### What you need to do
Only the lines with the string "JSON" are needed; return each of them from the entries below.

═══ Data to examine ═══

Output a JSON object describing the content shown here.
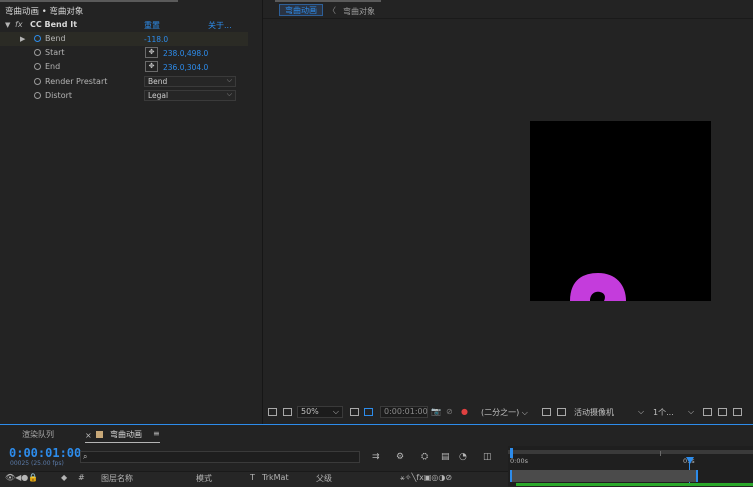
{
  "effect_controls": {
    "title": "弯曲动画 • 弯曲对象",
    "effect": {
      "fx_label": "fx",
      "name": "CC Bend It",
      "reset_label": "重置",
      "about_label": "关于..."
    },
    "params": [
      {
        "label": "Bend",
        "value": "-118.0"
      },
      {
        "label": "Start",
        "value": "238.0,498.0"
      },
      {
        "label": "End",
        "value": "236.0,304.0"
      },
      {
        "label": "Render Prestart",
        "value": "Bend"
      },
      {
        "label": "Distort",
        "value": "Legal"
      }
    ]
  },
  "viewer": {
    "tabs": [
      "弯曲动画",
      "弯曲对象"
    ],
    "breadcrumb_sep": "〈",
    "shape_color": "#c43cdc",
    "toolbar": {
      "zoom": "50%",
      "timecode": "0:00:01:00",
      "resolution": "(二分之一)",
      "camera": "活动摄像机",
      "views": "1个..."
    }
  },
  "timeline": {
    "tab_render_queue": "渲染队列",
    "tab_comp": "弯曲动画",
    "menu_icon": "≡",
    "close_icon": "×",
    "current_time": "0:00:01:00",
    "frame_info": "00025 (25.00 fps)",
    "search_placeholder": "",
    "headers": {
      "hash": "#",
      "layer_name": "图层名称",
      "mode": "模式",
      "t": "T",
      "trkmat": "TrkMat",
      "parent": "父级"
    },
    "ruler": {
      "start_label": "0:00s",
      "playhead_label": "01s"
    }
  },
  "colors": {
    "accent": "#2d8ceb",
    "panel_bg": "#232323",
    "canvas_bg": "#000000"
  }
}
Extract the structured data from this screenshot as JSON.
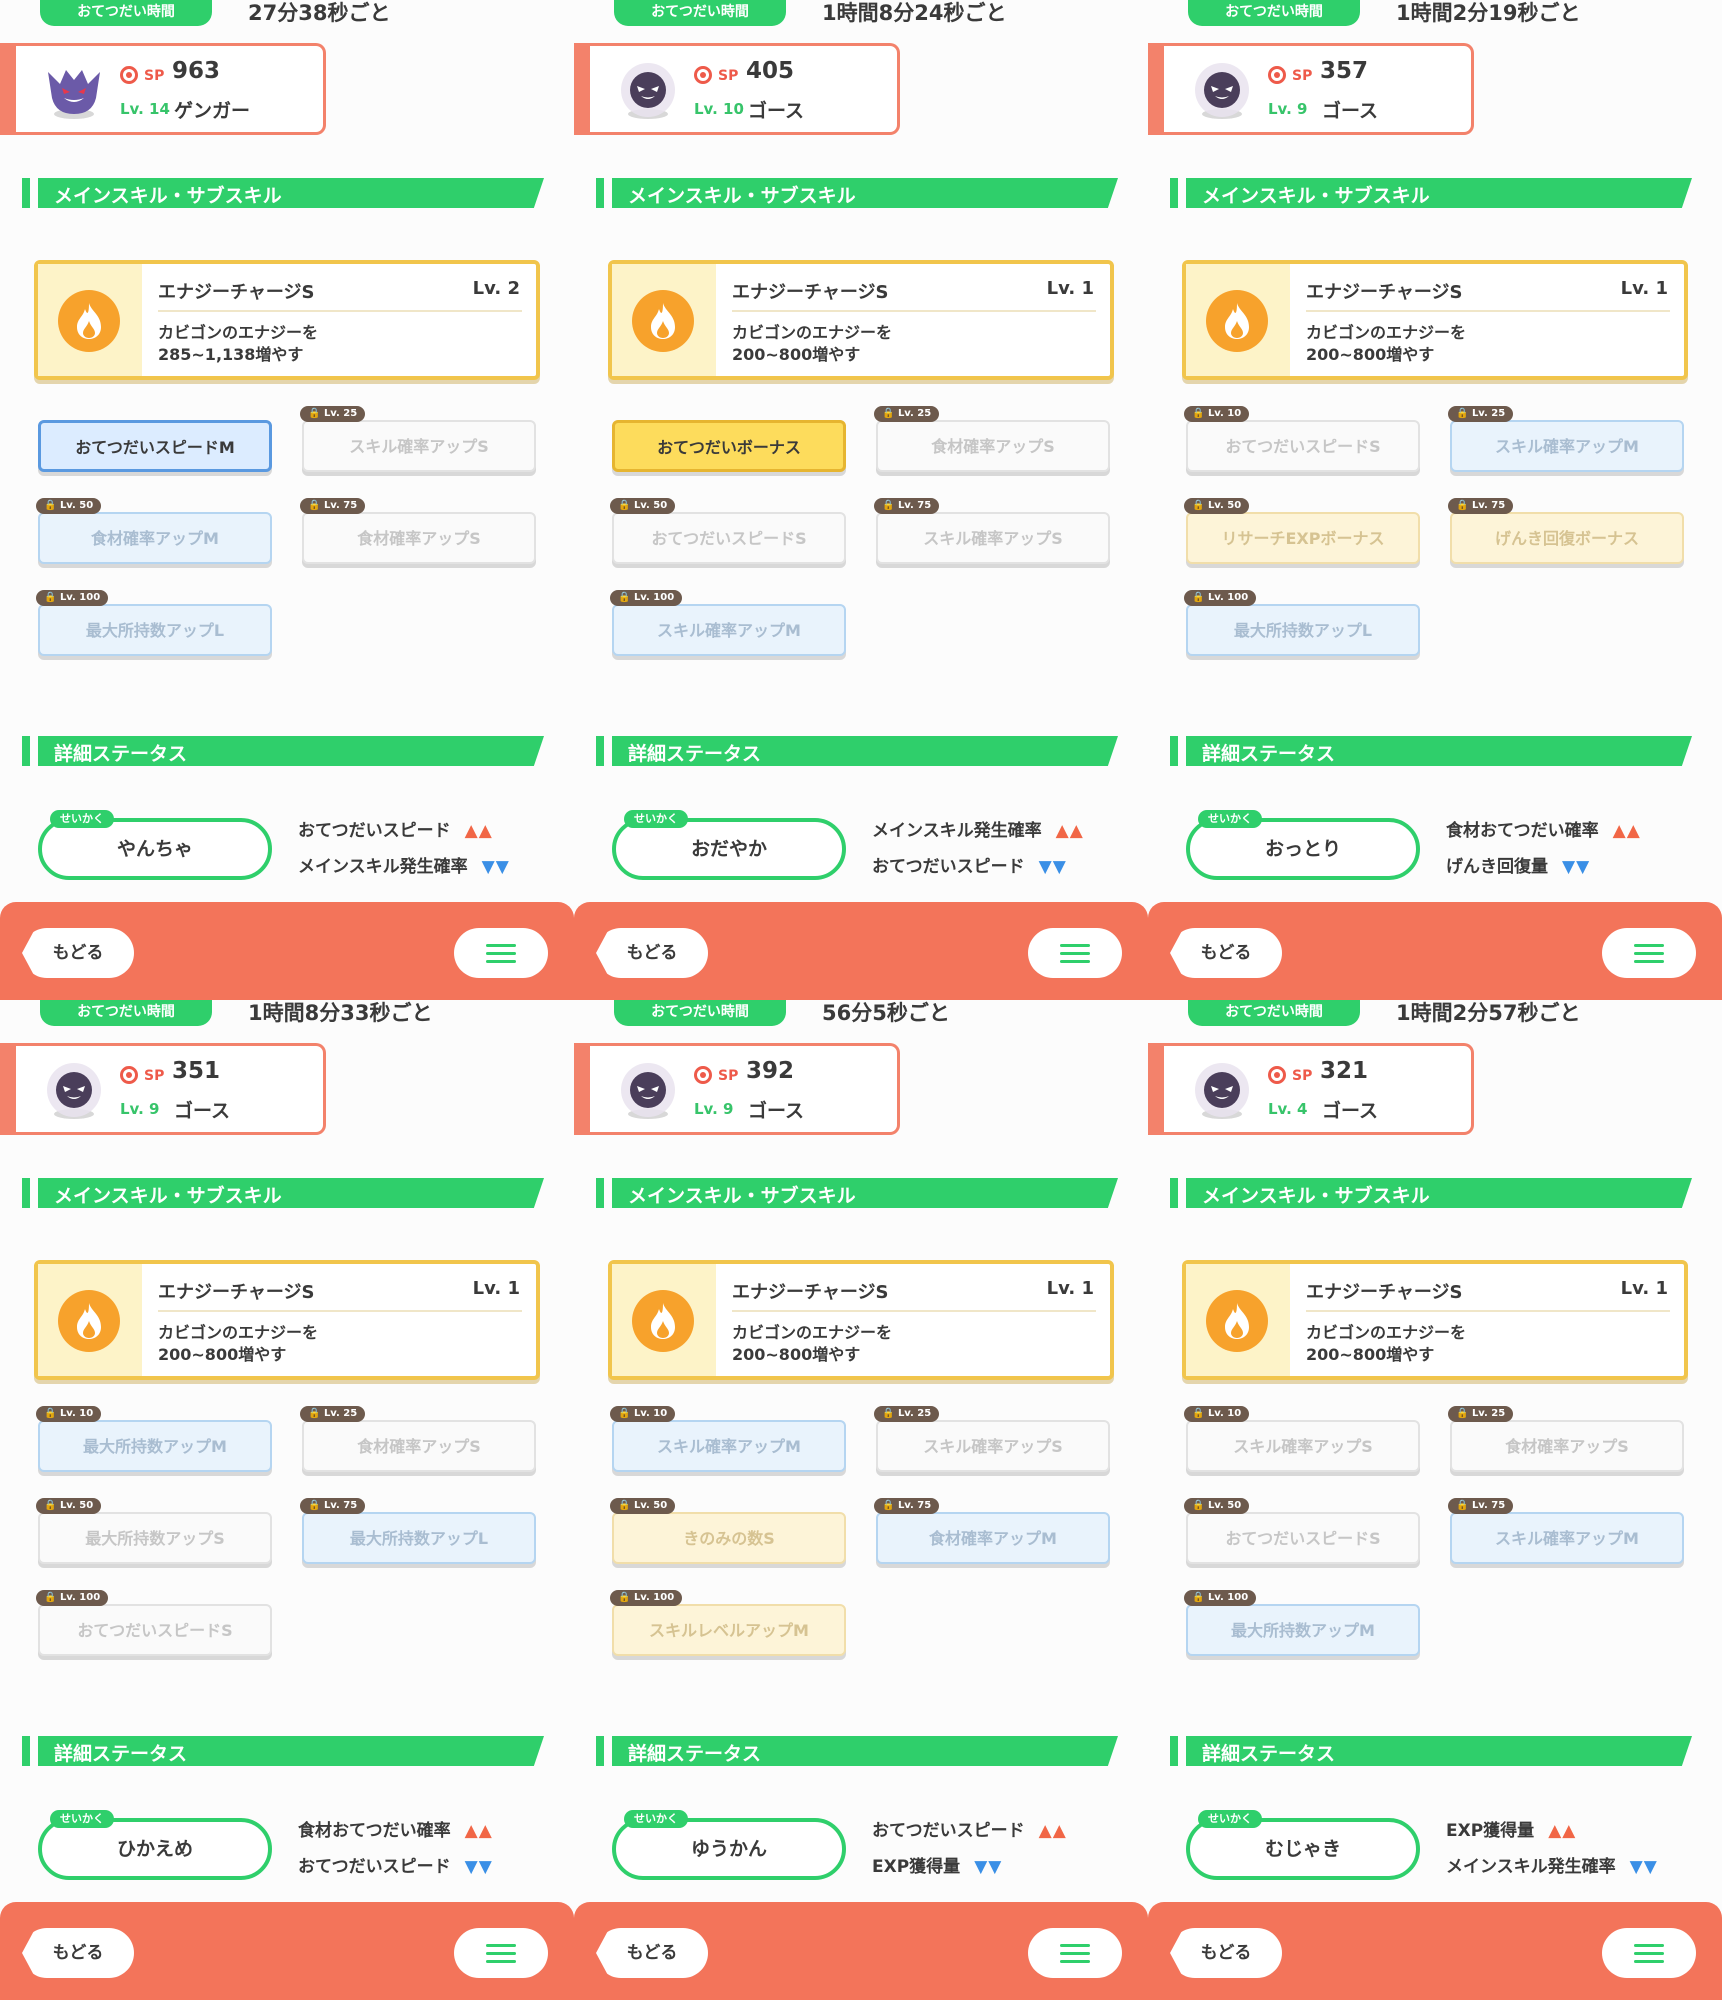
{
  "common": {
    "help_time_label": "おてつだい時間",
    "sp_label": "SP",
    "lv_prefix": "Lv.",
    "main_sub_header": "メインスキル・サブスキル",
    "detail_header": "詳細ステータス",
    "nature_small_label": "せいかく",
    "back_label": "もどる",
    "menu_icon": "hamburger-menu-icon",
    "accent_green": "#2fcf6b",
    "accent_coral": "#f3745a"
  },
  "panels": [
    {
      "help_time": "27分38秒ごと",
      "sp": "963",
      "lv": "Lv. 14",
      "name": "ゲンガー",
      "skill": {
        "name": "エナジーチャージS",
        "level": "Lv. 2",
        "desc1": "カビゴンのエナジーを",
        "desc2": "285~1,138増やす"
      },
      "subskills": [
        {
          "unlock": "",
          "name": "おてつだいスピードM",
          "style": "blue-active"
        },
        {
          "unlock": "Lv. 25",
          "name": "スキル確率アップS",
          "style": "gray"
        },
        {
          "unlock": "Lv. 50",
          "name": "食材確率アップM",
          "style": "blue"
        },
        {
          "unlock": "Lv. 75",
          "name": "食材確率アップS",
          "style": "gray"
        },
        {
          "unlock": "Lv. 100",
          "name": "最大所持数アップL",
          "style": "blue"
        }
      ],
      "nature": "やんちゃ",
      "stat_up": "おてつだいスピード",
      "stat_down": "メインスキル発生確率"
    },
    {
      "help_time": "1時間8分24秒ごと",
      "sp": "405",
      "lv": "Lv. 10",
      "name": "ゴース",
      "skill": {
        "name": "エナジーチャージS",
        "level": "Lv. 1",
        "desc1": "カビゴンのエナジーを",
        "desc2": "200~800増やす"
      },
      "subskills": [
        {
          "unlock": "",
          "name": "おてつだいボーナス",
          "style": "gold-active"
        },
        {
          "unlock": "Lv. 25",
          "name": "食材確率アップS",
          "style": "gray"
        },
        {
          "unlock": "Lv. 50",
          "name": "おてつだいスピードS",
          "style": "gray"
        },
        {
          "unlock": "Lv. 75",
          "name": "スキル確率アップS",
          "style": "gray"
        },
        {
          "unlock": "Lv. 100",
          "name": "スキル確率アップM",
          "style": "blue"
        }
      ],
      "nature": "おだやか",
      "stat_up": "メインスキル発生確率",
      "stat_down": "おてつだいスピード"
    },
    {
      "help_time": "1時間2分19秒ごと",
      "sp": "357",
      "lv": "Lv. 9",
      "name": "ゴース",
      "skill": {
        "name": "エナジーチャージS",
        "level": "Lv. 1",
        "desc1": "カビゴンのエナジーを",
        "desc2": "200~800増やす"
      },
      "subskills": [
        {
          "unlock": "Lv. 10",
          "name": "おてつだいスピードS",
          "style": "gray"
        },
        {
          "unlock": "Lv. 25",
          "name": "スキル確率アップM",
          "style": "blue"
        },
        {
          "unlock": "Lv. 50",
          "name": "リサーチEXPボーナス",
          "style": "gold"
        },
        {
          "unlock": "Lv. 75",
          "name": "げんき回復ボーナス",
          "style": "gold"
        },
        {
          "unlock": "Lv. 100",
          "name": "最大所持数アップL",
          "style": "blue"
        }
      ],
      "nature": "おっとり",
      "stat_up": "食材おてつだい確率",
      "stat_down": "げんき回復量"
    },
    {
      "help_time": "1時間8分33秒ごと",
      "sp": "351",
      "lv": "Lv. 9",
      "name": "ゴース",
      "skill": {
        "name": "エナジーチャージS",
        "level": "Lv. 1",
        "desc1": "カビゴンのエナジーを",
        "desc2": "200~800増やす"
      },
      "subskills": [
        {
          "unlock": "Lv. 10",
          "name": "最大所持数アップM",
          "style": "blue"
        },
        {
          "unlock": "Lv. 25",
          "name": "食材確率アップS",
          "style": "gray"
        },
        {
          "unlock": "Lv. 50",
          "name": "最大所持数アップS",
          "style": "gray"
        },
        {
          "unlock": "Lv. 75",
          "name": "最大所持数アップL",
          "style": "blue"
        },
        {
          "unlock": "Lv. 100",
          "name": "おてつだいスピードS",
          "style": "gray"
        }
      ],
      "nature": "ひかえめ",
      "stat_up": "食材おてつだい確率",
      "stat_down": "おてつだいスピード"
    },
    {
      "help_time": "56分5秒ごと",
      "sp": "392",
      "lv": "Lv. 9",
      "name": "ゴース",
      "skill": {
        "name": "エナジーチャージS",
        "level": "Lv. 1",
        "desc1": "カビゴンのエナジーを",
        "desc2": "200~800増やす"
      },
      "subskills": [
        {
          "unlock": "Lv. 10",
          "name": "スキル確率アップM",
          "style": "blue"
        },
        {
          "unlock": "Lv. 25",
          "name": "スキル確率アップS",
          "style": "gray"
        },
        {
          "unlock": "Lv. 50",
          "name": "きのみの数S",
          "style": "gold"
        },
        {
          "unlock": "Lv. 75",
          "name": "食材確率アップM",
          "style": "blue"
        },
        {
          "unlock": "Lv. 100",
          "name": "スキルレベルアップM",
          "style": "gold"
        }
      ],
      "nature": "ゆうかん",
      "stat_up": "おてつだいスピード",
      "stat_down": "EXP獲得量"
    },
    {
      "help_time": "1時間2分57秒ごと",
      "sp": "321",
      "lv": "Lv. 4",
      "name": "ゴース",
      "skill": {
        "name": "エナジーチャージS",
        "level": "Lv. 1",
        "desc1": "カビゴンのエナジーを",
        "desc2": "200~800増やす"
      },
      "subskills": [
        {
          "unlock": "Lv. 10",
          "name": "スキル確率アップS",
          "style": "gray"
        },
        {
          "unlock": "Lv. 25",
          "name": "食材確率アップS",
          "style": "gray"
        },
        {
          "unlock": "Lv. 50",
          "name": "おてつだいスピードS",
          "style": "gray"
        },
        {
          "unlock": "Lv. 75",
          "name": "スキル確率アップM",
          "style": "blue"
        },
        {
          "unlock": "Lv. 100",
          "name": "最大所持数アップM",
          "style": "blue"
        }
      ],
      "nature": "むじゃき",
      "stat_up": "EXP獲得量",
      "stat_down": "メインスキル発生確率"
    }
  ]
}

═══

### Result of the exercise
Output a JSON object describing the content shown here.
Extract the structured data from this screenshot as JSON.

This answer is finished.